[Prompt] Scan the entries line by line and return those with "JSON".

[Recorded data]
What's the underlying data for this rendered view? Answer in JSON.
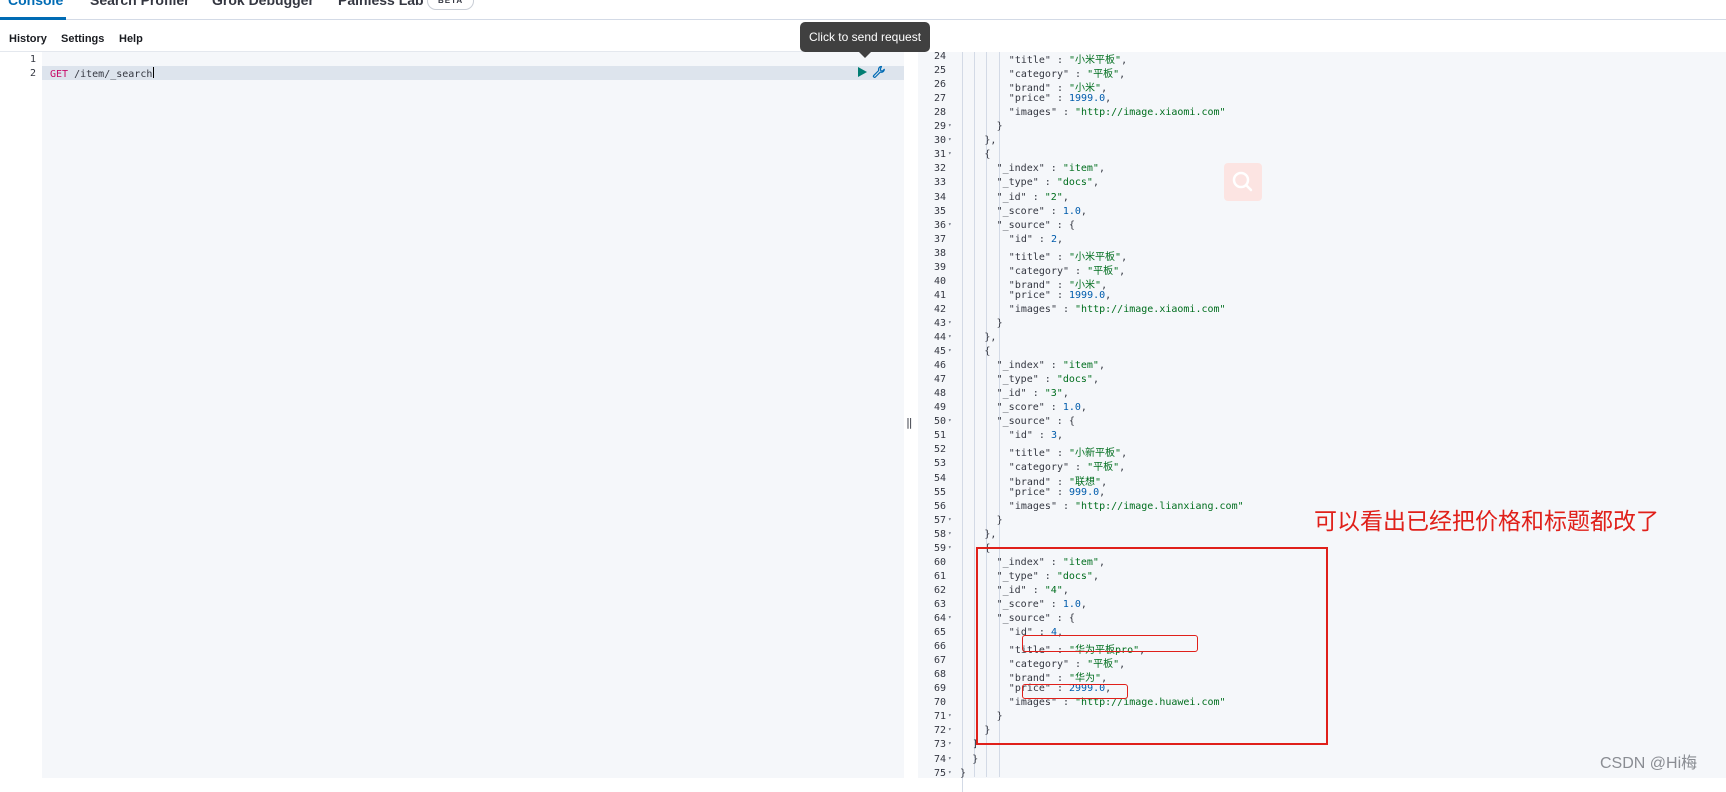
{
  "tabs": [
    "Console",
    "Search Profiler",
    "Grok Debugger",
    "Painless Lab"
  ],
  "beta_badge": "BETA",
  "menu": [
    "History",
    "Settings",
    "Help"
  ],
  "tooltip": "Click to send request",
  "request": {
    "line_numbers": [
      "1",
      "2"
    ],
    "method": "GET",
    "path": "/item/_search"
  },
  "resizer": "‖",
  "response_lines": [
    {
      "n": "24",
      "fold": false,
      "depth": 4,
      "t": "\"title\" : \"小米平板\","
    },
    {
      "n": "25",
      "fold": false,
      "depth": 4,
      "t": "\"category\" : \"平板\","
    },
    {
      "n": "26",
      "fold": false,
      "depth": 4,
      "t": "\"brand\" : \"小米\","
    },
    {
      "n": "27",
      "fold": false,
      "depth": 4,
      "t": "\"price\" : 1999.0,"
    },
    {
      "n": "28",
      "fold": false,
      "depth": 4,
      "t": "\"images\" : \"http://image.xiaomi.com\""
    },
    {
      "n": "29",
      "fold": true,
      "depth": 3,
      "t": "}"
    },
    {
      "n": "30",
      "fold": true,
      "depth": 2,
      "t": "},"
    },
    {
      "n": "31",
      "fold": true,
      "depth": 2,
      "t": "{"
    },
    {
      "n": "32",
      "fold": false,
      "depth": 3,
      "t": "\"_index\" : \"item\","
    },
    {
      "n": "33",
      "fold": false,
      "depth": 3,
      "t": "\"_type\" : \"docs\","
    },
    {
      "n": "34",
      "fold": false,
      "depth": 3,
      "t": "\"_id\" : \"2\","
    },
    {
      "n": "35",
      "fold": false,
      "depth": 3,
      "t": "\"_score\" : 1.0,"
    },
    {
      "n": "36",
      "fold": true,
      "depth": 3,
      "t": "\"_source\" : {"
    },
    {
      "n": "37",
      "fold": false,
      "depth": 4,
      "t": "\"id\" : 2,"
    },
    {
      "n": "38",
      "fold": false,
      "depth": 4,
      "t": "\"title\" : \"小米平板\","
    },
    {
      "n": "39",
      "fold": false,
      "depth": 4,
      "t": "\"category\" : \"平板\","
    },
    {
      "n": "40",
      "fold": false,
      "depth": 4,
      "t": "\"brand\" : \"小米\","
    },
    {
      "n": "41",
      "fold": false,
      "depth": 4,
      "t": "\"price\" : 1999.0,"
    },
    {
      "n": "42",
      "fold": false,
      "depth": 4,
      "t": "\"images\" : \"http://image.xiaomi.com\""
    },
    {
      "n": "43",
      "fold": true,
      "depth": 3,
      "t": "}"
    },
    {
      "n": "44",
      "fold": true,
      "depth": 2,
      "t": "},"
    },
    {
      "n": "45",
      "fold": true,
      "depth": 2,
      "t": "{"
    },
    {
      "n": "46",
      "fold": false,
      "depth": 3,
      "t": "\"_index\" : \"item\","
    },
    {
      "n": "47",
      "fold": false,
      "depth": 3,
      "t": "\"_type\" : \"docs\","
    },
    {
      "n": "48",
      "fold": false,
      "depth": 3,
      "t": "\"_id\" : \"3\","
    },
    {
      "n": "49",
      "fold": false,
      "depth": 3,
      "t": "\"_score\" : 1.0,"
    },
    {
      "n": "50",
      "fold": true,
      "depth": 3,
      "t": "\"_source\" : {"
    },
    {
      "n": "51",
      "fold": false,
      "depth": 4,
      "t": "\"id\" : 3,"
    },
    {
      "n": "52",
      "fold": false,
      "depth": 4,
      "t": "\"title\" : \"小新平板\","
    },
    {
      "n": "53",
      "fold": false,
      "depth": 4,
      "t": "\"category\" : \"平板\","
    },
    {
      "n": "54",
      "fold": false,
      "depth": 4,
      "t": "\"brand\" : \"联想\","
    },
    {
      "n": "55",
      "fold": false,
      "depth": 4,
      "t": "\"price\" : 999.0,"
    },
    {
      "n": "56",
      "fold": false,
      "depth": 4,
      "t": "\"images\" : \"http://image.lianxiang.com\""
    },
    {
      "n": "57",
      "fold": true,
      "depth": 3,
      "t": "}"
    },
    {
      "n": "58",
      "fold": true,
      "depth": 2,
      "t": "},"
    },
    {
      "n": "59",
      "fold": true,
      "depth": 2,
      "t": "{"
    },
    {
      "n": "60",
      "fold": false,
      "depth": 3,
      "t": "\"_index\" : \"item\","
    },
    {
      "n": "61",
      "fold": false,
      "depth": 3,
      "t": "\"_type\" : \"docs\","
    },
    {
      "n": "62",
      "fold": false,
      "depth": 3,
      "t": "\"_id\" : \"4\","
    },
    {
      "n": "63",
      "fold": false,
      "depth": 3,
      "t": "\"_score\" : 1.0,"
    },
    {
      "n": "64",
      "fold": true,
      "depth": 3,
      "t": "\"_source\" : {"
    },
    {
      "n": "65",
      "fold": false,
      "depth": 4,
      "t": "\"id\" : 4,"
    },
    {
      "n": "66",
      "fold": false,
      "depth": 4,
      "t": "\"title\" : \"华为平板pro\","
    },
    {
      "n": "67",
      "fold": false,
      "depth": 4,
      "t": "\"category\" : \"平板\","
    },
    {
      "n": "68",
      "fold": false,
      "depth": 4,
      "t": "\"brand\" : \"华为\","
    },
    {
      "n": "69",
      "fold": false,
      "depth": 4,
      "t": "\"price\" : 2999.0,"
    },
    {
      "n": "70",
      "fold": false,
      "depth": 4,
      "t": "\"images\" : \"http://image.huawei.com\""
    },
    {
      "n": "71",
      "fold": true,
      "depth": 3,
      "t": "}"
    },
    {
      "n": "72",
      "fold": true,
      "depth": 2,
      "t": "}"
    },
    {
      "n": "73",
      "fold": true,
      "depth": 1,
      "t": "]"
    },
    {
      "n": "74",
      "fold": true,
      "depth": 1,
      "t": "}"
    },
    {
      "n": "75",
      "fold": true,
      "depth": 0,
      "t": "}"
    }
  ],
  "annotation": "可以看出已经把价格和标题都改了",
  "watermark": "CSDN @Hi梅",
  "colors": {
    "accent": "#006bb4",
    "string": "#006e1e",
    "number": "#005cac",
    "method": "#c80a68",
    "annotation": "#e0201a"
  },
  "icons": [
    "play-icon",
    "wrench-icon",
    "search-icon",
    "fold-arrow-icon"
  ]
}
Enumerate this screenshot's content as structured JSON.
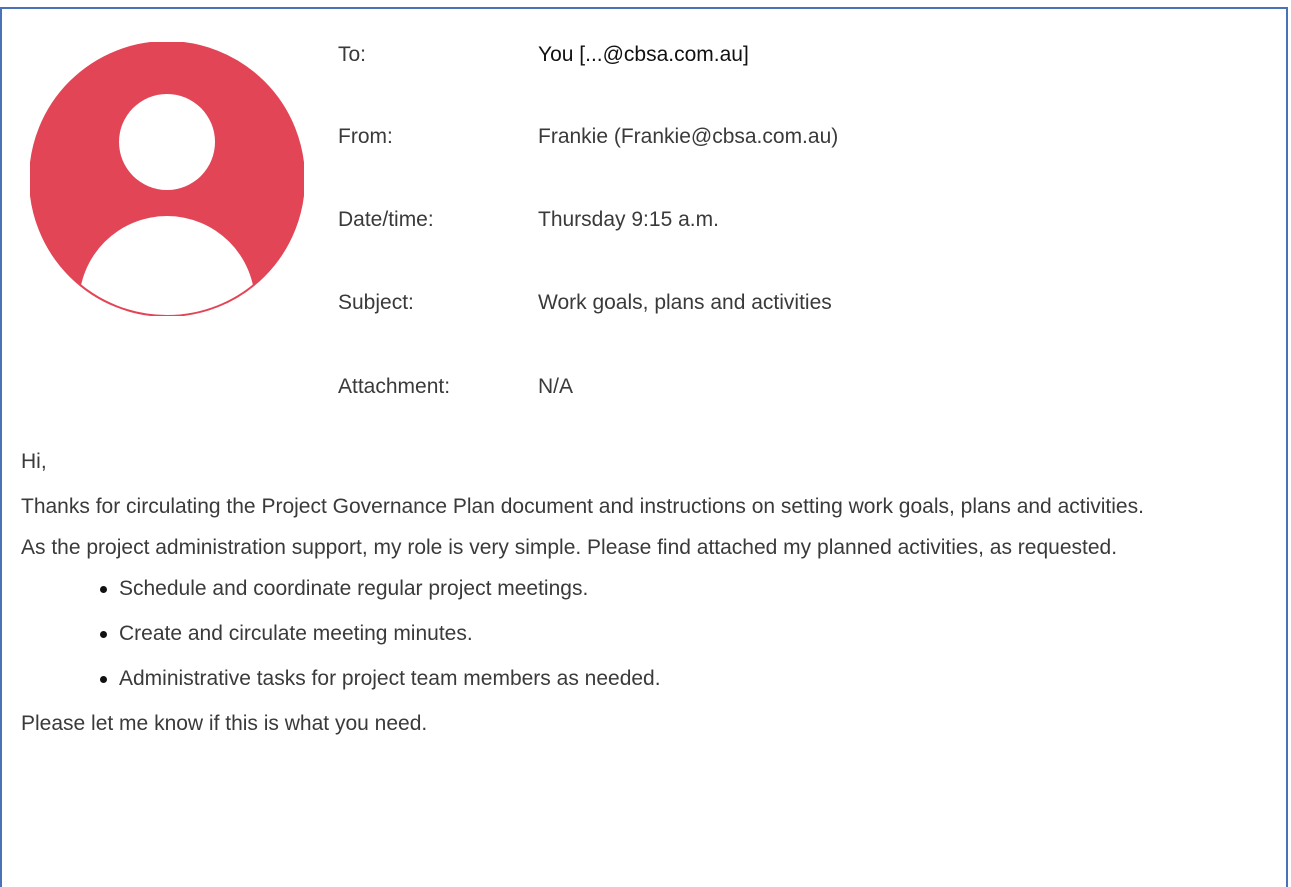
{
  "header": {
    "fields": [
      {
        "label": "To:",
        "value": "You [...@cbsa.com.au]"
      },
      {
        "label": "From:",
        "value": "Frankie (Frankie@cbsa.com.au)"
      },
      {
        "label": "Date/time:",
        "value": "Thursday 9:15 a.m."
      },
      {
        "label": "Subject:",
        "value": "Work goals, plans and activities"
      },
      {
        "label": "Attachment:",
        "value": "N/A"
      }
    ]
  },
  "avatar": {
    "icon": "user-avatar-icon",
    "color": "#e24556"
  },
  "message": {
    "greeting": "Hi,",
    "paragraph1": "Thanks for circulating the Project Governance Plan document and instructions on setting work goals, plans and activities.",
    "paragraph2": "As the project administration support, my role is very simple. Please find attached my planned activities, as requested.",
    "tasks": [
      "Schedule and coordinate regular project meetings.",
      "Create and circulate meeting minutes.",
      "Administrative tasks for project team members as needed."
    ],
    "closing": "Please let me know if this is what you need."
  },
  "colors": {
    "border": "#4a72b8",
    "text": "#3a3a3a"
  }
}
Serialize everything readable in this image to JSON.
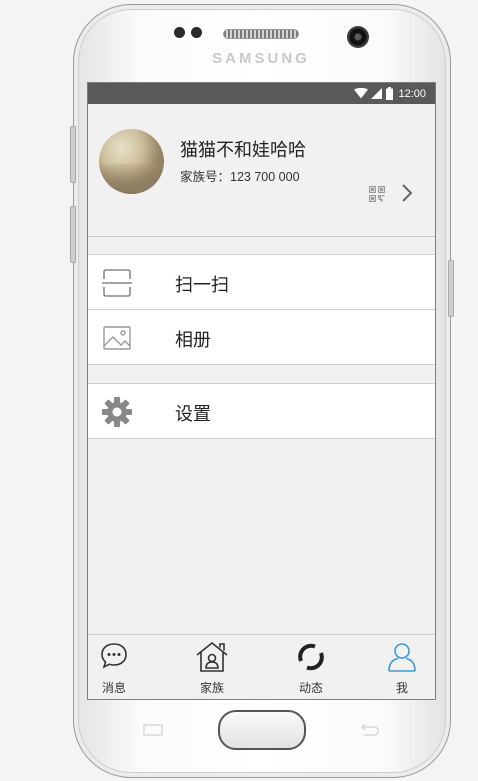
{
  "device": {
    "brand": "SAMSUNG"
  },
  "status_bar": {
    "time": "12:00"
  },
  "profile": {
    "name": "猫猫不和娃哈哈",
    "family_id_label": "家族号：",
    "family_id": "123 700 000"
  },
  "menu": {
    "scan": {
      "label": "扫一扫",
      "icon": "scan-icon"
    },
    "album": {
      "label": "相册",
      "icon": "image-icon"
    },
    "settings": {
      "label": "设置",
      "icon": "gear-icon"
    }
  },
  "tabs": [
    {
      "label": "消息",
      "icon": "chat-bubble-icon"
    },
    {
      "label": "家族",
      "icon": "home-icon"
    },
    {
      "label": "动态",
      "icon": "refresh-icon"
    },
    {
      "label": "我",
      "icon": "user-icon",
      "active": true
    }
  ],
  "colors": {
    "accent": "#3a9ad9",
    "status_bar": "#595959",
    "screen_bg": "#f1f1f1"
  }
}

[Response to this task]
What's the underlying data for this rendered view? Answer in JSON.
Enumerate this screenshot's content as structured JSON.
Serialize everything readable in this image to JSON.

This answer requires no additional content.